NW: These attitudes come directly from the Victorian period. They’re ridiculous, of course. The caveat is when you’re in the performance profession; you’re giving plea- sure with the performance. But if someone else uses your short skirt to undermine you or belittle you, that’s not cool. That’s also not your fault.

ER: It’s also not my problem. It’s irrelevant. When I post a selfie and someone com- ments, “Oh, sure, go ahead and reclaim your sexuality, I got my rocks off,” that’s not my problem.

NW: Do people really write that?


ER: Absolutely. On anything.


This article originally appeared in the August 2016 issue of Harper’s BAZAAR available on newsstands July 19.

Photographer: Mona Kuhn

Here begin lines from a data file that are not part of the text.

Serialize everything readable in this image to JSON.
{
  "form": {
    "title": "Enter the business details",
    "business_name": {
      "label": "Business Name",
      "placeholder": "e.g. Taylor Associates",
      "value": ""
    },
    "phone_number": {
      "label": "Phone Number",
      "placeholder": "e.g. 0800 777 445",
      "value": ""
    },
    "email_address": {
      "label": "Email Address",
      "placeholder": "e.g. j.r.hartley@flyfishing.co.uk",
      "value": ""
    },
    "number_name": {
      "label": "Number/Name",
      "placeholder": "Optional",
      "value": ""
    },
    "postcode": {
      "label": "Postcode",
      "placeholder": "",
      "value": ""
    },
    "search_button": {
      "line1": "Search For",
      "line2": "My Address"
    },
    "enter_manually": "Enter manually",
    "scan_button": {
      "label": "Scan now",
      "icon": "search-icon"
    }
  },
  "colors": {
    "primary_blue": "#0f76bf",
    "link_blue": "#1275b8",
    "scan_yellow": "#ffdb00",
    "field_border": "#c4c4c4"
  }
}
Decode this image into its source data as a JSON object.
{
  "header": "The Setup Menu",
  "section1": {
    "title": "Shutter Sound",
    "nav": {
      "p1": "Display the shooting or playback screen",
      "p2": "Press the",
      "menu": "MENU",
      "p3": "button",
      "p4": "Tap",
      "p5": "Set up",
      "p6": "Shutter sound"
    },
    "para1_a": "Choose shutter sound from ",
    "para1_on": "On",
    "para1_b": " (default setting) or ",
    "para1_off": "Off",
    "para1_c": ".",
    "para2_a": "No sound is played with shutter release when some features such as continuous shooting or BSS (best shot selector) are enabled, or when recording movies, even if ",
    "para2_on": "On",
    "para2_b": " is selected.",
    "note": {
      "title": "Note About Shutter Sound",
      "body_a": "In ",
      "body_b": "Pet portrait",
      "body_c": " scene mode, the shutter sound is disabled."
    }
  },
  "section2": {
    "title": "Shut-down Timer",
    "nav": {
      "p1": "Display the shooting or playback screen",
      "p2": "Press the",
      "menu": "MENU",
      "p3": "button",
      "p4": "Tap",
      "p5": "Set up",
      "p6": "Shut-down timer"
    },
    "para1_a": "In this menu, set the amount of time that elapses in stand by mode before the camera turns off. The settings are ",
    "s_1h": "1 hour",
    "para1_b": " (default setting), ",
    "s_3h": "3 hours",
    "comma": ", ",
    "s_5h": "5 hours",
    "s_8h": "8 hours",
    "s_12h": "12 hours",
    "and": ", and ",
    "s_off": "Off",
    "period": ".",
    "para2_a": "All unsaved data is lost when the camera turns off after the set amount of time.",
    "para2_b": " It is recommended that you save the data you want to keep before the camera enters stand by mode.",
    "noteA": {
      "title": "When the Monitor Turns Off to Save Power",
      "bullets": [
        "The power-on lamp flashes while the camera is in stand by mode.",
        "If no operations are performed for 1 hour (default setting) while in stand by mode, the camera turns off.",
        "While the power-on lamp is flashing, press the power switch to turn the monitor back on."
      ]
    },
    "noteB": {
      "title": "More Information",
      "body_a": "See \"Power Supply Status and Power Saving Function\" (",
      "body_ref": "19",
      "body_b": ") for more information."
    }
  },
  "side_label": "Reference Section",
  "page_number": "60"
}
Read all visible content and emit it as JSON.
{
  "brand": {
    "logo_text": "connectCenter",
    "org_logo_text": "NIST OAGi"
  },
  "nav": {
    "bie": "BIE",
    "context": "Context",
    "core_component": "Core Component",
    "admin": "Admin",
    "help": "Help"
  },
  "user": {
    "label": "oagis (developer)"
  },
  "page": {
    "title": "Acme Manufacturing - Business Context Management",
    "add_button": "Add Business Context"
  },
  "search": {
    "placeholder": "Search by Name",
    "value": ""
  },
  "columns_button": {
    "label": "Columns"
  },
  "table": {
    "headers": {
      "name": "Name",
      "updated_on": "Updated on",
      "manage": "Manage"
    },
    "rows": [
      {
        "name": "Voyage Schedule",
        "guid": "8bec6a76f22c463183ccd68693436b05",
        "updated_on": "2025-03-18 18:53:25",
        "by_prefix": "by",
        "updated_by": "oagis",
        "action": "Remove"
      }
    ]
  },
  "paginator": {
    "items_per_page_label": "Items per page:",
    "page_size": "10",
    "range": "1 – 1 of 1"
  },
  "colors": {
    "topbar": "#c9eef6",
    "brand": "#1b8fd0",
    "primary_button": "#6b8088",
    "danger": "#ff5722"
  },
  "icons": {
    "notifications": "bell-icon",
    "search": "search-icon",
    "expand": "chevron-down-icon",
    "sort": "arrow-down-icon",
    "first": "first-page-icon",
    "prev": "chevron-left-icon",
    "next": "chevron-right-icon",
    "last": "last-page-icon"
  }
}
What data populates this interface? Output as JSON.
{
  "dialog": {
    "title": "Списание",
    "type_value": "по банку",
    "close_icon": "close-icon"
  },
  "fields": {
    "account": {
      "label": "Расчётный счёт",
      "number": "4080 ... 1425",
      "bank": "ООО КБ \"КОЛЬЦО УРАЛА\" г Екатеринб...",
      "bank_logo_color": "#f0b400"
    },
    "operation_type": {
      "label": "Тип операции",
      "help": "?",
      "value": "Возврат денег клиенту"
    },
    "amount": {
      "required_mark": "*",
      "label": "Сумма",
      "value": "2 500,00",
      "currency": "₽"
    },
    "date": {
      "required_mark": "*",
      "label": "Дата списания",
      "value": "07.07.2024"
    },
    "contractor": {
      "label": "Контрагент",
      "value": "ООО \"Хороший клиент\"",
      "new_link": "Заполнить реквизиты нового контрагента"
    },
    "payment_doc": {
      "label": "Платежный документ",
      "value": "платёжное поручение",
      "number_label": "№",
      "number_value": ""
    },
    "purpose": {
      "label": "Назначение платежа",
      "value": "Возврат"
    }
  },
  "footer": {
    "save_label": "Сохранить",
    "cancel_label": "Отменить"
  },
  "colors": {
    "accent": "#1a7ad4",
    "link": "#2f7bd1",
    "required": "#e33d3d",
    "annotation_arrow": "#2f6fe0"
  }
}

Sittings Editor: Jessica de Ruiter; Hair: David Babaii for Leonor Greyl; Makeup: Jo Strettell for Dior Addict; Manicure: Emi Kudo for Dior Vernis; Production: Joey Battaglia at Rosco Production.

*NOTE: If you comment without reading the entire article, I will have no choice but to delete it.

LA native & lifestyle blogger Maegan Tintari writes daily at ...love Maegan.com sharing beauty & style secrets, including fashion DIYs, how-to nail art manicures, hair tutorials, recipes & home decorating ideas, as well as a look into her personal life, her journey & battle with infertility & recent relocation to the mountains by a lake in search of a better life with her adorable French Bulldog brothers, Trevor and Randy.

1 Comment

  • Iva

    July 15, 2016 |

    So proud of you, my bestest! You’re so gorgeous inside and out, and that needs to shine in every way possible! Truest friends stand proud side by side and don’t judge. Only support all day, every day. I can’t image ever asking you to be anyone else but you. No matter how we evolve over the course of this life journey we are on together, your true self is my bestie who I love and adore. And for the record, your outfits and 100% on point for every occasion!